Its ecosystem is extremely fragile, more so than the Amazon basin, because it depends on the fine balance between its wet and dry seasons that have been considerably altered by global warming. Another imminent danger is the mishandling of the soil by agricultural activities in the last twenty-five years that have intensified erosion processes, silting up its rivers and affecting the hydrological cycle of the wetlands.
Why did you take up the project?
Initially I was reluctant because I’m not a flora and fauna photographer, or wasn’t till now. It is a specialty by my friends, photographers Araquém Alcantara and Luciano Candisani. On top of that the human presence—I love portrait photography, my specialty—are very rare in the Pantanal. So the idea was strategically designed not to show the destruction and menaces to the ecosystem, on the contrary, we aimed to unveil Brazil’s natural treasures and the priceless places we are destroying before we even get to know them.
Why do you say that?
Truth is Brazilians were unaware of the Pantanal before the wildfire tragedy the last two years. Have you been to the Pantanal, Cynthia?
I’m ashamed to say I haven’t.
See what I mean? Finally we decided to open a chapter in the middle of the book to show what menaces the region. We assumed that if we only showed the environmental disaster we would be taken as environmentalists.
Tell us about the cover-photo of the fire line at the Rio Negro (Black River).
It was such an urgent image with the wildfire devouring nature that it simply became the one. It also rendered the book in a graver tone.
You always mention you are not a nature photographer but you have made stunning photo essays of the Amazon basin, the southern region of Bahia and now the Pantanal. What are other Brazilian regions would you like your lens to capture?
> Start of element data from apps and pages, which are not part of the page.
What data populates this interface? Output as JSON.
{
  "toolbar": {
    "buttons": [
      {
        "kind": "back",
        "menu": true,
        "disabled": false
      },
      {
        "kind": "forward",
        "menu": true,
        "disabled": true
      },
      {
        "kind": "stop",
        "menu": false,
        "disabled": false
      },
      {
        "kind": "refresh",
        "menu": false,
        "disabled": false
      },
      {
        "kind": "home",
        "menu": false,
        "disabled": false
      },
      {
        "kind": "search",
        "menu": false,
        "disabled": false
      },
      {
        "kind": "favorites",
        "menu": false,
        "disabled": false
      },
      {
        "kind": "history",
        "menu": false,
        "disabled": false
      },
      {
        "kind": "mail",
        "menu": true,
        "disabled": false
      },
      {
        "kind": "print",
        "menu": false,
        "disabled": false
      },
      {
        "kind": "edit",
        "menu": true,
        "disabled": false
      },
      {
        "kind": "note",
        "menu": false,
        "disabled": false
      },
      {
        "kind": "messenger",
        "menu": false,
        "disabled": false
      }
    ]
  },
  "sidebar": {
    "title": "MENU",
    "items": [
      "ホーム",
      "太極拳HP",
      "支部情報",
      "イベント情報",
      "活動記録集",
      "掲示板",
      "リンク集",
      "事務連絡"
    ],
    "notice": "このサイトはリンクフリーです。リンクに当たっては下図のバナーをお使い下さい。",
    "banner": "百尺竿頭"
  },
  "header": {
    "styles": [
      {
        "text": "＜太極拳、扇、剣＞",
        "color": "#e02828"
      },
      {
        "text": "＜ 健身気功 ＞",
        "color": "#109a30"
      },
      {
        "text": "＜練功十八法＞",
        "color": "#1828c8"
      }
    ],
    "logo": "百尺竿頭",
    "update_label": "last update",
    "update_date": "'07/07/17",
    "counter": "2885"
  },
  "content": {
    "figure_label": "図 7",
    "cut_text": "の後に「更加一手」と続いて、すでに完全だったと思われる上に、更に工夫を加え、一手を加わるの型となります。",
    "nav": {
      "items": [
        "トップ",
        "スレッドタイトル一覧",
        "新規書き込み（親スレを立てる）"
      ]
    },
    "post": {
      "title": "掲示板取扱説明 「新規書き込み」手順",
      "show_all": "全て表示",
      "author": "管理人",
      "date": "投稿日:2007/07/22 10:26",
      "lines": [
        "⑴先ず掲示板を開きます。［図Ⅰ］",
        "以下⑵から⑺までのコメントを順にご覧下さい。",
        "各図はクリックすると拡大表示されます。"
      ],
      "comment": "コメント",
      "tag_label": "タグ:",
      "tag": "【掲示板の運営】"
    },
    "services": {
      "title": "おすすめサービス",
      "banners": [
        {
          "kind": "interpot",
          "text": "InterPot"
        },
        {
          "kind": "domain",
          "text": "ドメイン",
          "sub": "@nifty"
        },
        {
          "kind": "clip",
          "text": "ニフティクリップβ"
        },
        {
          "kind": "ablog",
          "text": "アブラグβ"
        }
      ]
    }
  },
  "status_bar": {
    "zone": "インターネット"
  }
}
It is a privilege to be a photographer in Brazil. Very few nations combine so many stunning places. I’ve never been to the dunes of Lenções Maranhenses, the Jalapão cerrado (grasslands), the cliff of Serra da Canastra, the Chapada dos Viadeiros plateau…If the Brazilian government had the slightest idea of what our natural heritage means it would finance projects with our wonderful team of photographers to capture the beauty and culture of our land and people. It would cost very little in comparison to the high dividends it would pay back in the form of tourism and preservation.
So it’s fair to say the main motivation behind your work is our land and the Brazilian people?
Musician Caetano Veloso said not very long ago that one day Brazil will save the world. I sincerely believe him. We have an enormous contribution to give to this planet. With President Bolsonaro we are going through a tough phase with his threats and shocking disregard to the environment but in the future the world will need Brazil’s nature resources. So we better take good care of it.
Finally, can the Pantanal be saved?
If we go on with our predatory lifestyle is there hope for life on the planet?
João Farkas: Pantanal
SP-Foto Online Viewing Room
November 23 through 29, 2020
Galeria Marcelo Guarnieri
Rio-born Cynthia Garcia is a respected art historian, art critic and journalist fluent in five languages stationed in São Paulo. Cynthia is a recipient of the 2023 APCA (Paulista Association of Art Critics) award as a contributing editor of Newcity Brazil since its founding in 2015. Her daughter America Cavaliere works in the contemporary art market and her son Pedro Cavaliere, based in LA, is in the international DJ scene.
Contact: [email protected], www.cynthiagarcia.biz